People and wildlife can coexist in urban areas
STARKVILLE, Miss. -- The story goes something like this: In his excitement to kill the rattlesnake that was making its escape across the road, the man used the only thing he had available -- his thermos bottle. The next scene in this drama has the man in the hospital receiving antivenom to treat a snake bite.
Encounters with wildlife are becoming more common in towns and neighborhoods as urbanization increases. Habitat loss to fragmentation, urbanization and expanding agricultural production means urban and suburban areas are becoming options for wildlife searching for new homes. It is not just snakes, but also coyotes, foxes, raccoons, deer and even bears.
Many people -- like the thermos-wielding man in the story -- may not realize that snakes are beneficial. Snakes eat insect pests as well as rodents that can serve as vectors for parasites and infectious diseases that may be transmitted to people.
A venomous snake hanging around the backyard would be a cause for concern. But since only 20 of the estimated 127 species in North America are venomous, the probability of encountering a venomous snake is low.
On the other hand, most people aren’t worried about a cute raccoon eating out of the cat’s outdoor food dish. However, that same animal could be a carrier for rabies, parasites, influenza, salmonella or other pathogens that are issues for people and their household pets.

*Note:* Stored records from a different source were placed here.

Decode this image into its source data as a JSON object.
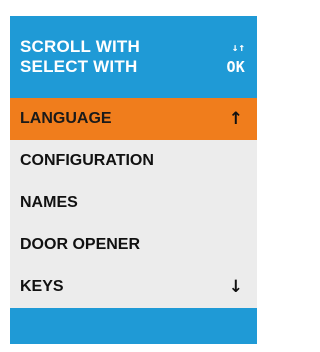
{
  "header": {
    "scroll_label": "SCROLL WITH",
    "scroll_key": "↓↑",
    "select_label": "SELECT WITH",
    "select_key": "OK"
  },
  "menu": {
    "items": [
      {
        "label": "LANGUAGE",
        "selected": true
      },
      {
        "label": "CONFIGURATION",
        "selected": false
      },
      {
        "label": "NAMES",
        "selected": false
      },
      {
        "label": "DOOR OPENER",
        "selected": false
      },
      {
        "label": "KEYS",
        "selected": false
      }
    ],
    "up_arrow": "↑",
    "down_arrow": "↓"
  },
  "colors": {
    "background": "#1f9ad6",
    "selected_highlight": "#f07d1c",
    "list_background": "#ececec"
  }
}
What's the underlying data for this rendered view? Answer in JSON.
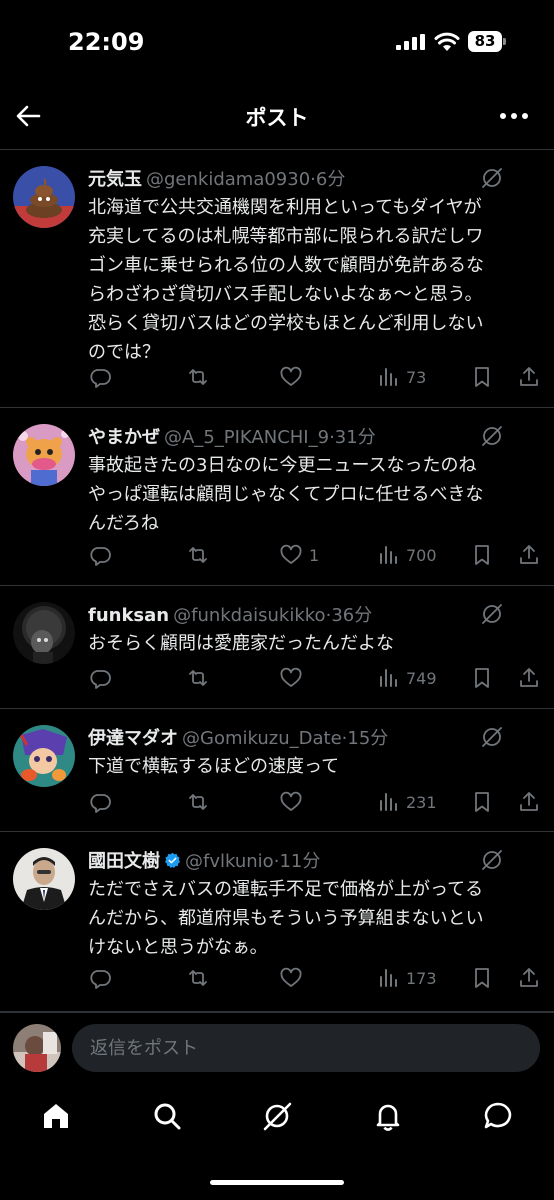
{
  "status_bar": {
    "time": "22:09",
    "battery": "83"
  },
  "header": {
    "title": "ポスト",
    "back_icon": "arrow-left-icon",
    "more_icon": "more-horizontal-icon"
  },
  "replies": [
    {
      "name": "元気玉",
      "verified": false,
      "handle": "@genkidama0930",
      "dot": "·",
      "time": "6分",
      "lines": [
        "北海道で公共交通機関を利用といってもダイヤが",
        "充実してるのは札幌等都市部に限られる訳だしワ",
        "ゴン車に乗せられる位の人数で顧問が免許あるな",
        "らわざわざ貸切バス手配しないよなぁ〜と思う。",
        "恐らく貸切バスはどの学校もほとんど利用しない",
        "のでは？"
      ],
      "likes": "",
      "views": "73"
    },
    {
      "name": "やまかぜ",
      "verified": false,
      "handle": "@A_5_PIKANCHI_9",
      "dot": "·",
      "time": "31分",
      "lines": [
        "事故起きたの3日なのに今更ニュースなったのね",
        "やっぱ運転は顧問じゃなくてプロに任せるべきな",
        "んだろね"
      ],
      "likes": "1",
      "views": "700"
    },
    {
      "name": "funksan",
      "verified": false,
      "handle": "@funkdaisukikko",
      "dot": "·",
      "time": "36分",
      "lines": [
        "おそらく顧問は愛鹿家だったんだよな"
      ],
      "likes": "",
      "views": "749"
    },
    {
      "name": "伊達マダオ",
      "verified": false,
      "handle": "@Gomikuzu_Date",
      "dot": "·",
      "time": "15分",
      "lines": [
        "下道で横転するほどの速度って"
      ],
      "likes": "",
      "views": "231"
    },
    {
      "name": "國田文樹",
      "verified": true,
      "handle": "@fvlkunio",
      "dot": "·",
      "time": "11分",
      "lines": [
        "ただでさえバスの運転手不足で価格が上がってる",
        "んだから、都道府県もそういう予算組まないとい",
        "けないと思うがなぁ。"
      ],
      "likes": "",
      "views": "173"
    }
  ],
  "compose": {
    "placeholder": "返信をポスト"
  },
  "tabs": [
    "home-icon",
    "search-icon",
    "grok-icon",
    "notifications-icon",
    "messages-icon"
  ],
  "colors": {
    "background": "#000000",
    "text": "#e7e9ea",
    "muted": "#71767b",
    "verified": "#1d9bf0",
    "divider": "#2f3336"
  }
}
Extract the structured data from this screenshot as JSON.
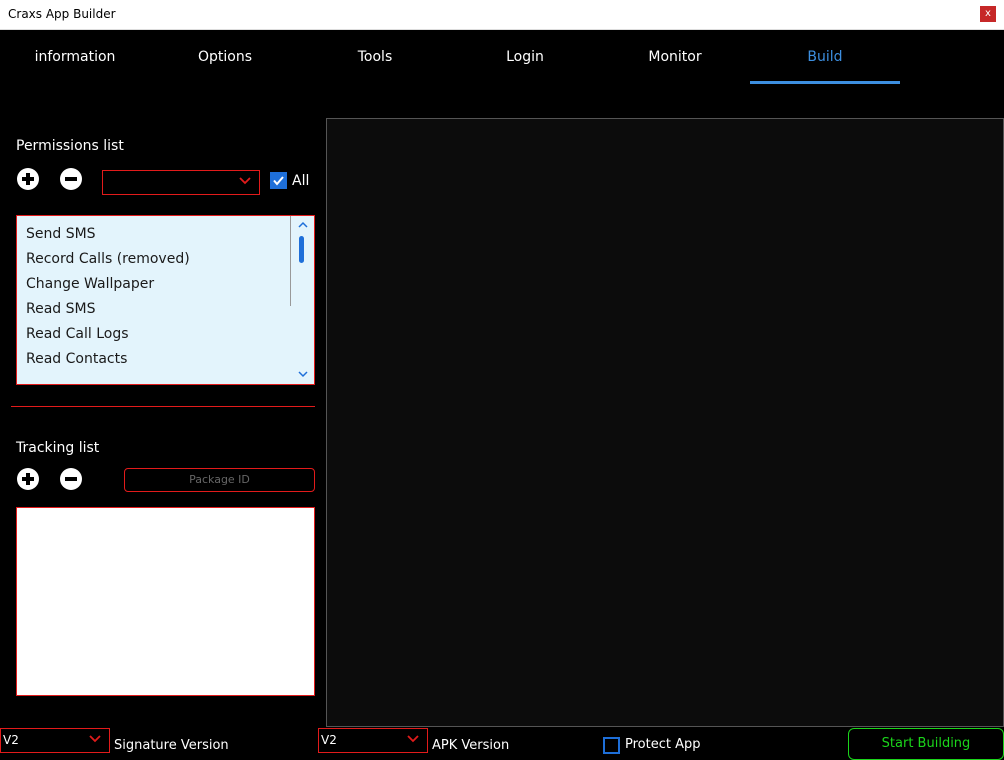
{
  "window": {
    "title": "Craxs App Builder",
    "close_label": "x"
  },
  "tabs": [
    {
      "label": "information"
    },
    {
      "label": "Options"
    },
    {
      "label": "Tools"
    },
    {
      "label": "Login"
    },
    {
      "label": "Monitor"
    },
    {
      "label": "Build",
      "active": true
    }
  ],
  "permissions": {
    "title": "Permissions list",
    "add_icon": "plus-circle-icon",
    "remove_icon": "minus-circle-icon",
    "dropdown_value": "",
    "all_checked": true,
    "all_label": "All",
    "items": [
      "Send SMS",
      "Record Calls (removed)",
      "Change Wallpaper",
      "Read SMS",
      "Read Call Logs",
      "Read Contacts"
    ]
  },
  "tracking": {
    "title": "Tracking list",
    "package_placeholder": "Package ID",
    "items": []
  },
  "bottom": {
    "signature_value": "V2",
    "signature_label": "Signature Version",
    "apk_value": "V2",
    "apk_label": "APK Version",
    "protect_label": "Protect App",
    "protect_checked": false,
    "start_label": "Start Building"
  },
  "colors": {
    "accent": "#3d8fe0",
    "border_red": "#e21b1b",
    "start_green": "#1bd51b",
    "list_bg": "#e3f4fc"
  }
}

This does not mean people should be afraid of wildlife. People generally do enjoy wildlife, whether watching birds at a feeder or sharks on television. Rather than being fearful, people should instead be aware and respectful.
What should people know about wildlife in their backyard?
Some folks want to create space for nature by offering the food, shelter and water that animals are seeking. Bird feeders, pollinator plantings, (unchlorinated) water features, and native trees and shrubs can be artfully incorporated into landscaping to provide beauty and supply backyard habitats.
This supplemental support is different from caring for wild animals as if they were domesticated. Deliberately feeding animals like squirrels, deer or raccoons can create a hazardous situation for people and wildlife.
Homeowners who don’t want any furry or scaly visitors should be mindful not to provide food or shelter -- such as outdoor pet food bowls or stacks of firewood -- that may attract these creatures.
If a wild animal does appear in your yard, the best option for a peaceful encounter is to give it space. Most animals, if they are not used to people, will either escape the imminent danger humans pose or hide until the coast is clear for them to leave. It is when people move in closer -- whether accidentally through unawareness or intentionally to help or harm -- that a wild animal will feel the need to defend itself.
If an unwanted guest does not move on, it is best to contact local wildlife experts for their assistance. Not only will this avert any unwanted injuries to people or animals, it will also prevent any unintentional violations of the state and federal laws that protect most wildlife.
Wildlife in urban and suburban areas are a mixed blessing. Coexistence is possible when common sense and research-based management practices are used to protect both people and wildlife.
Editor’s Note: Extension Outdoors is a column authored by several different experts in the Mississippi State University Extension Service.